### Activity
Show every line in the material below in which the string "icon" appears.

### Source records

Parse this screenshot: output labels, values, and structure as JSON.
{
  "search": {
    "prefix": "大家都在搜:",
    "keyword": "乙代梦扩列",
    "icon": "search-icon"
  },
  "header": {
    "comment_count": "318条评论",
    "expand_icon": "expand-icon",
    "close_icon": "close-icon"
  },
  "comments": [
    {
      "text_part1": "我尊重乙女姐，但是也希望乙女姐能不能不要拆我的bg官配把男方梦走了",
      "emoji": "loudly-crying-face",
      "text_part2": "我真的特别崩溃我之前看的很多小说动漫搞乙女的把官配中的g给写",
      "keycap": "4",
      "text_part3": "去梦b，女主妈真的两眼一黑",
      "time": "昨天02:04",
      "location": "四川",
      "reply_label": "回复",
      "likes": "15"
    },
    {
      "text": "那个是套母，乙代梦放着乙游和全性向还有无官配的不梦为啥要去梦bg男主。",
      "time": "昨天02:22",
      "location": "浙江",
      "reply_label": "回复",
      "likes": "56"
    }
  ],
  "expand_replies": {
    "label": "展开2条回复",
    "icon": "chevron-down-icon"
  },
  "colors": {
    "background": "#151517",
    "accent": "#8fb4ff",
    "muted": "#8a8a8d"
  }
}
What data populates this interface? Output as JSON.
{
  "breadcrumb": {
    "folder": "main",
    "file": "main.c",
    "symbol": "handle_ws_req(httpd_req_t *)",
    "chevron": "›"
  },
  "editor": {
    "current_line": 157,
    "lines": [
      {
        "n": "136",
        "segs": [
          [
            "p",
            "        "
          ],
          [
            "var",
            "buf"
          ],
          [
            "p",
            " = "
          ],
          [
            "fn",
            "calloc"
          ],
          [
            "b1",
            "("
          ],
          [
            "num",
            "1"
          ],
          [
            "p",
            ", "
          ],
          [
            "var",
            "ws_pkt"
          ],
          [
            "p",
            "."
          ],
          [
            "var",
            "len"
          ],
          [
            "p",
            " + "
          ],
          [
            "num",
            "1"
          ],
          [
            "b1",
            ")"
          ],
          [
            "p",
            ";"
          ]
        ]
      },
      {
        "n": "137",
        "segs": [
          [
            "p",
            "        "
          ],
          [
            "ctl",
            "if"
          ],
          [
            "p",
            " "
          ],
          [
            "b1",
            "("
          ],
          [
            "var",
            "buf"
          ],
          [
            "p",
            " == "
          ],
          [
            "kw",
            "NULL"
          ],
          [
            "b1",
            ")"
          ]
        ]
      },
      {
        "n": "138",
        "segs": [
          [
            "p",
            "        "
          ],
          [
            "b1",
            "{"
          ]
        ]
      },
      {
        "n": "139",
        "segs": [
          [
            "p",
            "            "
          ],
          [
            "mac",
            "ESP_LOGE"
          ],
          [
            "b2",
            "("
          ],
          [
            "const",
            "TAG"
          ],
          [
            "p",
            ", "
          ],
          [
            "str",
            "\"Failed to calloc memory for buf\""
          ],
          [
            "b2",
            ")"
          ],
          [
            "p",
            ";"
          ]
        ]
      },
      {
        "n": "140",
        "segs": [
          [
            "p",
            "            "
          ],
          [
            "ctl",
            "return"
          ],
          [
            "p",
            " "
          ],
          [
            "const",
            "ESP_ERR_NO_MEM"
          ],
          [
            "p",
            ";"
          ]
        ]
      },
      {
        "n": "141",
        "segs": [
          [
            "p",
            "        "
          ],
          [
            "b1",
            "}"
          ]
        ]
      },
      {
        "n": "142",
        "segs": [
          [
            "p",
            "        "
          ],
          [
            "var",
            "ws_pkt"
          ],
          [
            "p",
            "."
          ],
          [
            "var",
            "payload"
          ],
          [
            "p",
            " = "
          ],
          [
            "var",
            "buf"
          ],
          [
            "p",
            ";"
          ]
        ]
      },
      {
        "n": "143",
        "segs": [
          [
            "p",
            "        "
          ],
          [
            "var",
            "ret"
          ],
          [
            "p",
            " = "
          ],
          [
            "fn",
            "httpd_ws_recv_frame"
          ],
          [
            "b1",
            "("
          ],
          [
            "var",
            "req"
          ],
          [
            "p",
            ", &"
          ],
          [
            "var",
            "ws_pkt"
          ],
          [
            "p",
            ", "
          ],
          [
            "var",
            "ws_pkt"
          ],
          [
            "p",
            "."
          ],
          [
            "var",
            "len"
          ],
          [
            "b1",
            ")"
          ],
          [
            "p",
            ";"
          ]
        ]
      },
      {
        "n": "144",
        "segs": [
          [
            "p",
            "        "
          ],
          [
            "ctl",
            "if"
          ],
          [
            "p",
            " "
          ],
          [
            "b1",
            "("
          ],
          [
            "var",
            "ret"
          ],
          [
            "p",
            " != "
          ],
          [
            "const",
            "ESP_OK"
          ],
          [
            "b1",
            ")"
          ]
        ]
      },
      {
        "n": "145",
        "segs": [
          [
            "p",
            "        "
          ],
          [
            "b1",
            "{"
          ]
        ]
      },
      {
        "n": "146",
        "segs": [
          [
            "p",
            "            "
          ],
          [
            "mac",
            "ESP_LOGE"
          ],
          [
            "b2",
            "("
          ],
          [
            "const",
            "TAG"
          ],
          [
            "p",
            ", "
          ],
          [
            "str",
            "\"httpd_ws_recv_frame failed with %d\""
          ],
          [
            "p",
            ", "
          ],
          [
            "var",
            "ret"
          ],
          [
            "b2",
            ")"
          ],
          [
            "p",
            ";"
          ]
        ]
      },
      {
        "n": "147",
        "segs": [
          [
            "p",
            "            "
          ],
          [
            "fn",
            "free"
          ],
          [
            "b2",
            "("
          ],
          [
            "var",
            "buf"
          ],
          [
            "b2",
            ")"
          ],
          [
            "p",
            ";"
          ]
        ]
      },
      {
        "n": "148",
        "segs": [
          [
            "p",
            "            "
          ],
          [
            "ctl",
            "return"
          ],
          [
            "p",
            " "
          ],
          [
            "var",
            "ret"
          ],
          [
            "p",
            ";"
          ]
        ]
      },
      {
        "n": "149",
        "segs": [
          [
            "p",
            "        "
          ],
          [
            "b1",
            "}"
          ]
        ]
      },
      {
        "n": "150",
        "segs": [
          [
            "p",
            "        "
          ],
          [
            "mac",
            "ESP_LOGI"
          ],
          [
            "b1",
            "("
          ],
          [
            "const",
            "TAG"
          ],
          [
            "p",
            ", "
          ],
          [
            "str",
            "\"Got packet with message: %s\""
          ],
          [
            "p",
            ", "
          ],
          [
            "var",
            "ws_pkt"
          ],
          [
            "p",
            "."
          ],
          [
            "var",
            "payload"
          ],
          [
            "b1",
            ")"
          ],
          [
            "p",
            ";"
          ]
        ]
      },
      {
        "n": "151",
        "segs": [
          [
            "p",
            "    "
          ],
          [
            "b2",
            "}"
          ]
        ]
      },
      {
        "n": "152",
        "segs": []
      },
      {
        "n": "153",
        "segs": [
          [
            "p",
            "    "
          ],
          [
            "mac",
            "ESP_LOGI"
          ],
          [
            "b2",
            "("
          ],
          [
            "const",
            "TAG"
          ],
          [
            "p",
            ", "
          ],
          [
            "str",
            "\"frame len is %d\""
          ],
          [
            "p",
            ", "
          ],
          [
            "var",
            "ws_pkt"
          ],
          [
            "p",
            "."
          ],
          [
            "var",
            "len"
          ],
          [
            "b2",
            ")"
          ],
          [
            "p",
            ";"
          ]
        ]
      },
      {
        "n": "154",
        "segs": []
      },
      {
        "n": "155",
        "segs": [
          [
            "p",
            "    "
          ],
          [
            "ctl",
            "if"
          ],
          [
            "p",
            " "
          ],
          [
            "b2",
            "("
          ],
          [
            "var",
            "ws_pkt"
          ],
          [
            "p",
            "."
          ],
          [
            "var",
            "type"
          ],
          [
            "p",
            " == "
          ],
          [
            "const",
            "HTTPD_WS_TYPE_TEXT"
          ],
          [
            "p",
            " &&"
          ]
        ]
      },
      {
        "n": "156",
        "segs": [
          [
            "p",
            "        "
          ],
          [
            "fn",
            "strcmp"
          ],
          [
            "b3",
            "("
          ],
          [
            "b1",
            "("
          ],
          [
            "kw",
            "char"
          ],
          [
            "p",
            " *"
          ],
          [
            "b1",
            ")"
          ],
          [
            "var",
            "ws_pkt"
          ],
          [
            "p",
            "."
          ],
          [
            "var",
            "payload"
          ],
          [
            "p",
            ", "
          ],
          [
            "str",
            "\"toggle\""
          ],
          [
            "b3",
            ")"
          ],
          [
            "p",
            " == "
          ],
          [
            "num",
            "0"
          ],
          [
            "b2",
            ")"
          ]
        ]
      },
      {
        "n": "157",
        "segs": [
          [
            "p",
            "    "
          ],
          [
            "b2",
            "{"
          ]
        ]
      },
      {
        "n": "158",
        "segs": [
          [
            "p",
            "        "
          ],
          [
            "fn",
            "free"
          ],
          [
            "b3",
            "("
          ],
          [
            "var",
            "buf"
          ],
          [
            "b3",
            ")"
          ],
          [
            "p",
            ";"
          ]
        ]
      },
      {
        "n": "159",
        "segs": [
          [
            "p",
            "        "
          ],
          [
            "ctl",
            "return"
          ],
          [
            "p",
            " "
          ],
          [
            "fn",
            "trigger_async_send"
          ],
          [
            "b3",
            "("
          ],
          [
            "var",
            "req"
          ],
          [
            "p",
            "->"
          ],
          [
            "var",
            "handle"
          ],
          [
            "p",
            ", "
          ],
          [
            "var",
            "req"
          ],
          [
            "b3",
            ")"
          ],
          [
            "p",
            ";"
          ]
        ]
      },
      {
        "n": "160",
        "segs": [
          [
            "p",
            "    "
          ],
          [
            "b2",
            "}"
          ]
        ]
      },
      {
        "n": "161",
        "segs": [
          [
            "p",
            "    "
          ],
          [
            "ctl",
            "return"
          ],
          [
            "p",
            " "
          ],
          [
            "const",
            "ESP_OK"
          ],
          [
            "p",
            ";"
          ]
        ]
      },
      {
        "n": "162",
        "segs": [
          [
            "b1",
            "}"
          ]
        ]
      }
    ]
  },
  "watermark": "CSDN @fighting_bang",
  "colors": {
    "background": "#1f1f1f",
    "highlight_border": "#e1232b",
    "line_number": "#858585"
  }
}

### Result of this exercise
    "icon": "search-icon"
    "expand_icon": "expand-icon",
    "close_icon": "close-icon"
    "icon": "chevron-down-icon"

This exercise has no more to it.